Today’s lesson is on the philosophies behind primal eating Continue reading
The purpose of the series is to educate people on every aspect of primal eating and living. It’s also intended as further education for those interested in making changes to their current diet: I truly think a major reason why so many people have been successful with primal eating is because they’ve done their research and understand how it works, inside and out. It’s not simply about what to eat and what not to eat; it’s about understanding how our body reacts to different foods and what to do about it.
If you’re considering dabbling in ancestral eating, or simply feel like when I use certain terms on this blog you haven’t a clue what I’m talking about, this series is for you. It will cover everything.The purpose of this is to inform, and clear up any misconceptions people may have regarding this facet of low-carb eating.
Disclaimer: I’m not a registered dietician, I’m just someone who has done their research and successfully implemented a primal way of eating, and has seen major benefits. I do, however, plan to certify in the next year.

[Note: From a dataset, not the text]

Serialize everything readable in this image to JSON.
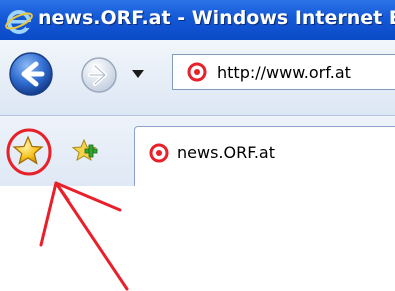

Today’s lesson is on the science behind primal eating
Primal eating from a scientific point of view is essentially about eating low-glycemic foods in order to keep our blood glucose levels (aka blood sugar) stable, which allows our metabolism to function properly. Metabolism refers to
… the set of life-sustaining chemical transformations within the cells of living organisms, and to all chemical reactions that occur in living organisms, including digestion and the transport of substances into and between different cells… (source).
That last bit is very important as our cells, and how they function, are a key player in weight gain and loss. Let me explain.